An important part of active listening is listening without prejudice. You may have already made up your mind about an issue. But do not let that cloud your listening. Your job right now is to listen with 100% attention. Who knows: you may get many new insights about the matter at hand. This is especially important for students in class. When a teacher is teaching, avoid bringing in thoughts like ‘oh, this is too hard’ or ‘how will I finish all this?’ etc. Stop those thoughts and give your 100%. Keep all judgments aside. Whether you disagree with the speaker or agree with him/her, wait until they have finished what they have to say. Do not try to assume what the speaker may be thinking.
8. Do not mention your own stories
Many listeners have this habit of talking about themselves and how they handled similar situation or scenarios. This is not the effective way of listening. Unless the speaker specifically asks for advice of what you’d do or say, then and only then give your two cents. Sometimes, people just want to vent. They only want you to listen and not speak.
9. Do not defend yourself immediately
In case a person is accusing you of something, do not start defending yourself right away. Listen to the whole story first. Allow the speaker to make their point. Understand the whole argument before they respond. Studies have shown that humans can listen four times faster than they can talk. So listen completely. This will give you ideas that you can sort through and prepare for the defense.
10. Jot down questions
An important part of effective listening or active listening is to paraphrase and summarize what the speaker has said.
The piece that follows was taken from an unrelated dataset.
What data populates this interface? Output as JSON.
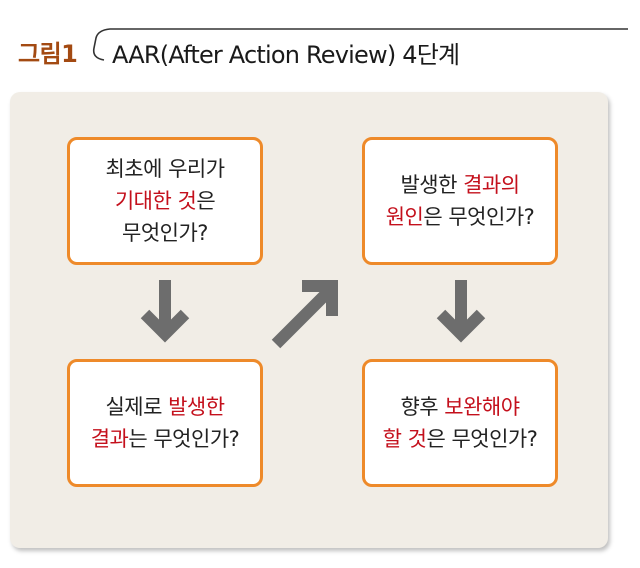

This comes handy in school for students. When the speaker is speaking, do not interrupt with your questions. Instead jot them down for later. After you ask questions, again paraphrase what they have said. Start by saying: So you are saying…. This can give you plenty of clarity about things.
11. Keep a welcoming approach
There is a reason why someone wants to talk to you. He or she may need specific help or advice. So make that person feel welcome, safe and comfortable. Set the tone for the speaker so s/he can open up completely. Keep a positive, warm and caring approach. A slight smile on the face and relaxed posture can help the speaker feel more comfortable.
12. Read the non verbal cues
There is a reason why someone seeks you out to speak to. Observe their body language? Do they seem distressed, upset, confused, and/or hesitant? Do they seem afraid or angry? Tune in to their feelings and emotions because they might be having a hard time talking about something. Further the conversation by asking certain questions like ‘Do you mean to say…?’ or ‘Can you tell me more..?’ etc. Ask these questions from the point of view of getting the speaker to talk more instead of trying to satisfy your own curiosity.
13. Keep things confidential
There may be times when someone asks you to keep some things private. However, you must not make any promises of confidentiality especially if the speaker is at a risk. If you need, you must divulge the information to the right person. So safety is primary concern here and that should be your focus.
14. Know your limits
Sometimes, people take you for granted as a listener. But it can be overwhelming if the speaker continues to unload their problems on you. If you feel you are no longer able to help the speaker, then it is best that you refer the matter to someone else.